So what do problems at NASA, FEMA, and the entire U.S. Intelligence Community all have in common?
Believe it or not, the free market.
That's right. One of the problems we have putting our finger on the cause of the mounting dysfunction in American life is understanding that what we call "the market" is a force at work well outside the boundaries of our business community. It even affects the quality of our government.
There used to be a time in America when you could actually find people in the Upper Class serving in the military, for example. Kennedys. Roosevelts. Those days are gone, and all manner of noblesse oblige with them. Today the majority of the forces fighting in Iraq are conscripted via an economic draft of the lower class.
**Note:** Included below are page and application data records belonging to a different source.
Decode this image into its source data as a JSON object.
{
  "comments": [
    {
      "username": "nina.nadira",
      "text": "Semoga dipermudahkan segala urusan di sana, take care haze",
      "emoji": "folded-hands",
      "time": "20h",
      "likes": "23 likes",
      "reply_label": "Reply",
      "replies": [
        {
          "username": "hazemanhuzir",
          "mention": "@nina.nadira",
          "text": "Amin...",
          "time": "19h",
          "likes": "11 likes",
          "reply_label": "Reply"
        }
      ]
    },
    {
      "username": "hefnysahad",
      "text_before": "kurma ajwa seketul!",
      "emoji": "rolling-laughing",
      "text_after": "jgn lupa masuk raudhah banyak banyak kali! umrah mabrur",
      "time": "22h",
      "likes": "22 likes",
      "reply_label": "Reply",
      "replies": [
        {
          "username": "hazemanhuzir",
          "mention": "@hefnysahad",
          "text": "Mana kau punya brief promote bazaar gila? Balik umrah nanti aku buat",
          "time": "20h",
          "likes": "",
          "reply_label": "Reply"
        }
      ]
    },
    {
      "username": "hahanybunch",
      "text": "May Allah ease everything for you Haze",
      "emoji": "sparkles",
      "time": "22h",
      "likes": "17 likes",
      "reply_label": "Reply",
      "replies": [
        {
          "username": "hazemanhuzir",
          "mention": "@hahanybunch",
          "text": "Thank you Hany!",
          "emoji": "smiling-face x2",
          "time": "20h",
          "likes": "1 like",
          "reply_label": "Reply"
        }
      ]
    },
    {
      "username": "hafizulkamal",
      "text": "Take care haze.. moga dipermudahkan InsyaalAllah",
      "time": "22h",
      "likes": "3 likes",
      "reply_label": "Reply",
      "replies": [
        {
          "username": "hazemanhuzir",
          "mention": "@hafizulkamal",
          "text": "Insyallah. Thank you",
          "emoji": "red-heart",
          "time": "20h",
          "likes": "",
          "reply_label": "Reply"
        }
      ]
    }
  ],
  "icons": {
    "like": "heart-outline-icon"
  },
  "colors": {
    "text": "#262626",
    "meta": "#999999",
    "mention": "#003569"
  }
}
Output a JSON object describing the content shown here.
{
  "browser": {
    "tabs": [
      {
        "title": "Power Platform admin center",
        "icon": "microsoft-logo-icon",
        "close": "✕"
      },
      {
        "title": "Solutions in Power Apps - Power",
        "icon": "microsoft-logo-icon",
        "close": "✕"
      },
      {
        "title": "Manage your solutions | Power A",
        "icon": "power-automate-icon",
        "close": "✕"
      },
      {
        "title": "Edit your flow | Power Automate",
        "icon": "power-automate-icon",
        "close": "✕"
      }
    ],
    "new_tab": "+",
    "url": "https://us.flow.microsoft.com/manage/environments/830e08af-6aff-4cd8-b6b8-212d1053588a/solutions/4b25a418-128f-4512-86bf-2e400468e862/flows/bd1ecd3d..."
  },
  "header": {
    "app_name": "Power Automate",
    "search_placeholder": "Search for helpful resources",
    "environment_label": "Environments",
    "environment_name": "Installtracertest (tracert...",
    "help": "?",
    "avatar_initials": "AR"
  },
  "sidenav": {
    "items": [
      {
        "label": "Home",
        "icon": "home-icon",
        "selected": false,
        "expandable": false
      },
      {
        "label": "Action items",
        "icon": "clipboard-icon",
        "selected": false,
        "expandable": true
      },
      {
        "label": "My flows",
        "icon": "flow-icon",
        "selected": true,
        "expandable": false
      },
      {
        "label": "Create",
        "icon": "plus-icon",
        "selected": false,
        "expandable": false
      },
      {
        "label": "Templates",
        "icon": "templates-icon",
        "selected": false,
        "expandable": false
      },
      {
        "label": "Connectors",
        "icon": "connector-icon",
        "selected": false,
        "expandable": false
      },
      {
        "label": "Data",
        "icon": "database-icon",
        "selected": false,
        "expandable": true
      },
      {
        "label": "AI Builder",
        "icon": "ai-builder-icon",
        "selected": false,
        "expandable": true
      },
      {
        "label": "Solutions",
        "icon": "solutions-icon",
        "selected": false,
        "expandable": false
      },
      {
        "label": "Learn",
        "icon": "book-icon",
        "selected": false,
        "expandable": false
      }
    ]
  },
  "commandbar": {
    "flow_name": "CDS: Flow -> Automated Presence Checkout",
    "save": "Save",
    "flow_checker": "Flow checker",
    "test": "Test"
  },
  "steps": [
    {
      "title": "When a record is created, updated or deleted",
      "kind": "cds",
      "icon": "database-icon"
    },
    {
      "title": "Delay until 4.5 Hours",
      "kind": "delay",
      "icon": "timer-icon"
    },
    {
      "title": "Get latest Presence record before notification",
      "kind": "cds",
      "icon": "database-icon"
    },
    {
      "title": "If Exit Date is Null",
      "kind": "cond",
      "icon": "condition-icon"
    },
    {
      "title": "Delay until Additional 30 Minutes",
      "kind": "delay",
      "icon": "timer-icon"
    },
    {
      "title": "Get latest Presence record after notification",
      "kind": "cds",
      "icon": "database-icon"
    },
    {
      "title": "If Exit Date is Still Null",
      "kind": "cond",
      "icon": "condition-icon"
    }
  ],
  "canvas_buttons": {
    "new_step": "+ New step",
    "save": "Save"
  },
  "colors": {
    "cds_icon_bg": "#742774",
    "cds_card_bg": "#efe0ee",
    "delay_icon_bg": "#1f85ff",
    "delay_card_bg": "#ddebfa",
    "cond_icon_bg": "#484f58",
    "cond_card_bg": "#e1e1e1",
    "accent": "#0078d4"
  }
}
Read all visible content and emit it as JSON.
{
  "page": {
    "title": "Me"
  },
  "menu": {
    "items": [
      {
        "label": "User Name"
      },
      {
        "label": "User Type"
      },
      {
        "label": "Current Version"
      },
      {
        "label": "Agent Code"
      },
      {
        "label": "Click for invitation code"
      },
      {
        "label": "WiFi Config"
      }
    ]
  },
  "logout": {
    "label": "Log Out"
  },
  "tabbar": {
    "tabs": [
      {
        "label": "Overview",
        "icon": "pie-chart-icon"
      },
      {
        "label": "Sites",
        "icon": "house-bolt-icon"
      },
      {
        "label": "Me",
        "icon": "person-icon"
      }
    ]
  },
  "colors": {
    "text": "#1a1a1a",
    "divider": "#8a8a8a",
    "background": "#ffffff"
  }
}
In the 1950s the CIA was stocked with graduates from Harvard and Yale. No more. You can't even recruit on those campuses today without a protest breaking out -- from the faculty.
During the halcyon days of the U.S. space program, the challenge of putting a man on the moon attracted our top engineering talent, the kind of people who could bring back Apollo 13 with a few strands of bailing wire and some chewing gum. Today the top engineering talent goes to places like Google, where they offer stock options.
These little vignettes are all evidence for an enormous sea change in American life. As the free market has heated up, we have created a me vs. you, winner-takes-all society where money is the arbiter of all value. The Me Generation has become the Me Society, the ultimate product of free market overkill. In such an environment public service is naturally degraded, since it simply doesn't pay very well. The result is incompetent government. As any CEO will tell you, a successful company stems primarily from high-quality people, so if the government isn't getting the most talented people, the inexorable result is governmental failure, and the subsequent breakdown of public trust.
Now think about this a moment: we are a country that once led allied forces to victory in the largest conflict the planet has ever seen. We are a country that once put men on the moon. Now we are laid low by a handful of amateurs with box-cutters, we can hardly put a man in orbit safely anymore, and after years of so-called disaster preparedness in the wake of 9/11, we could not even save one of our own great cities. Instead, we discover that the man we put in charge of disaster management had virtually no experience at the task.
This is not something we can so easily lay off on the Bush Administration, as so many are wont to do -- it is one more example of a systemic failure brought upon by the rising power of the market in American life, a force that has altered our democratic values to such a degree that people don't even bother to vote anymore, never mind serve their country. Today we may naturally be fixated on the devastation wrought by Mother Nature, but we should not forget another natural force that is continuing to erode our social cohesion, and has been for decades.